Exclusive: Goldman leads investment by Wall Street in new communications platform
By Lauren Tara LaCapra
NEW YORK (Reuters) - After spending two years developing a wide-ranging communications tool for Wall Street, Goldman Sachs Group Inc says it has reached the perfect pitch.
On Wednesday, Goldman and 13 partners plan to announce a $66 million investment in a new company called Symphony Communication Services Holdings LLC, according to a draft press release viewed by Reuters. The partners are all financial services firms, including major global banks and asset managers.
Symphony, led by chat industry veteran David Gurle, will allow financial firms, corporate customers and individuals to put all of their digital communications on one centralized platform. Chat messages, texts, emails and tweets will no longer have to exist in separate silos.
The platform is "open source," which means its users can take the code inside the guts of the technology and alter it for their unique needs. They can add "widgets" for areas like trading, research and internal data.
"We recognized that messaging was a complex problem to solve in our industry," Darren Cohen, global co-head of principal strategic investments at Goldman Sachs, said in a joint interview with Gurle this week. "It's the core nervous system of the financial markets, but there are information silos that don't speak to each other. So, we started to think strategically about creating one platform that allowed the silos to communicate effectively, and then taking that platform to clients and external users."
Symphony represents a threat to existing data and communications networks on Wall Street, including those run by Bloomberg LP, Thomson Reuters Corp and Markit Ltd. Thomson and Markit have also been jointly developing an "open-source" chat platform. It is unclear how widely Symphony will be adopted, though Goldman already has about 23,000 employees using the system internally, exchanging millions of messages each week.

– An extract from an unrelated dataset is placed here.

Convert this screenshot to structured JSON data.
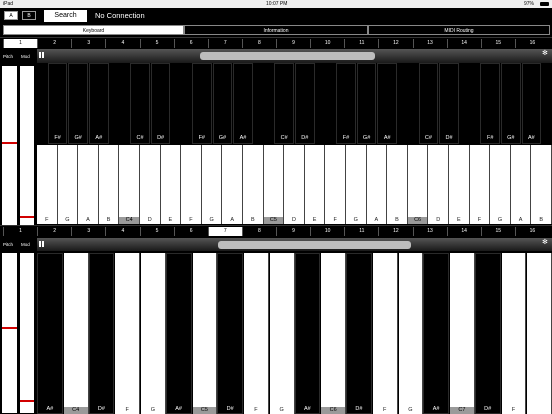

The Goldman-Gurle partnership has been widely seen as an attempt to upend Bloomberg's messaging and chat platform, known as Instant Bloomberg, which is widely used on Wall Street. Some also view the project as an extension of the battle between Bloomberg and Goldman last year, when the bank was upset to discover that Bloomberg reporters had access to client information, such as when employees were logged into terminals. Bloomberg subsequently removed the access.

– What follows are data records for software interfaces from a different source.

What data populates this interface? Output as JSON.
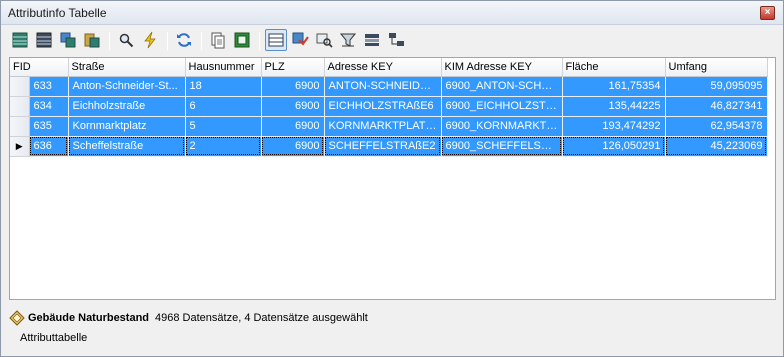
{
  "window": {
    "title": "Attributinfo Tabelle",
    "close_label": "×"
  },
  "toolbar": {
    "buttons": [
      {
        "icon": "table-select-all-icon",
        "label": "Alle auswählen"
      },
      {
        "icon": "table-icon",
        "label": "Tabelle"
      },
      {
        "icon": "copy-table-icon",
        "label": "Kopieren"
      },
      {
        "icon": "paste-table-icon",
        "label": "Einfügen"
      },
      {
        "icon": "zoom-icon",
        "label": "Zoom"
      },
      {
        "icon": "flash-icon",
        "label": "Aufblitzen"
      },
      {
        "icon": "refresh-icon",
        "label": "Aktualisieren"
      },
      {
        "icon": "document-icon",
        "label": "Dokument"
      },
      {
        "icon": "export-icon",
        "label": "Export"
      },
      {
        "icon": "field-layout-icon",
        "label": "Felder"
      },
      {
        "icon": "filter-table-icon",
        "label": "Filter"
      },
      {
        "icon": "search-table-icon",
        "label": "Suchen"
      },
      {
        "icon": "funnel-icon",
        "label": "Trichter"
      },
      {
        "icon": "list-icon",
        "label": "Liste"
      },
      {
        "icon": "relation-icon",
        "label": "Relation"
      }
    ]
  },
  "table": {
    "columns": [
      "FID",
      "Straße",
      "Hausnummer",
      "PLZ",
      "Adresse KEY",
      "KIM Adresse KEY",
      "Fläche",
      "Umfang"
    ],
    "rows": [
      {
        "fid": "633",
        "strasse": "Anton-Schneider-St...",
        "hausnummer": "18",
        "plz": "6900",
        "adresse_key": "ANTON-SCHNEIDER...",
        "kim_key": "6900_ANTON-SCHN...",
        "flaeche": "161,75354",
        "umfang": "59,095095",
        "selected": true,
        "current": false
      },
      {
        "fid": "634",
        "strasse": "Eichholzstraße",
        "hausnummer": "6",
        "plz": "6900",
        "adresse_key": "EICHHOLZSTRAßE6",
        "kim_key": "6900_EICHHOLZSTR...",
        "flaeche": "135,44225",
        "umfang": "46,827341",
        "selected": true,
        "current": false
      },
      {
        "fid": "635",
        "strasse": "Kornmarktplatz",
        "hausnummer": "5",
        "plz": "6900",
        "adresse_key": "KORNMARKTPLATZ5",
        "kim_key": "6900_KORNMARKTP...",
        "flaeche": "193,474292",
        "umfang": "62,954378",
        "selected": true,
        "current": false
      },
      {
        "fid": "636",
        "strasse": "Scheffelstraße",
        "hausnummer": "2",
        "plz": "6900",
        "adresse_key": "SCHEFFELSTRAßE2",
        "kim_key": "6900_SCHEFFELSTR...",
        "flaeche": "126,050291",
        "umfang": "45,223069",
        "selected": true,
        "current": true
      }
    ],
    "current_row_marker": "▶"
  },
  "status": {
    "layer_name": "Gebäude Naturbestand",
    "summary": "4968 Datensätze, 4 Datensätze ausgewählt"
  },
  "bottom_tab": {
    "label": "Attributtabelle"
  },
  "colors": {
    "selection": "#3399ff",
    "title_bar": "#dfe6ef",
    "close_button": "#c0392b"
  }
}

But sources involved with the investment and Goldman employees who have used Symphony say it is more than a simple chat or messaging program, and that the partnership was not conceived in retaliation to what became known as the Bloomberg "spying" scandal. Continued...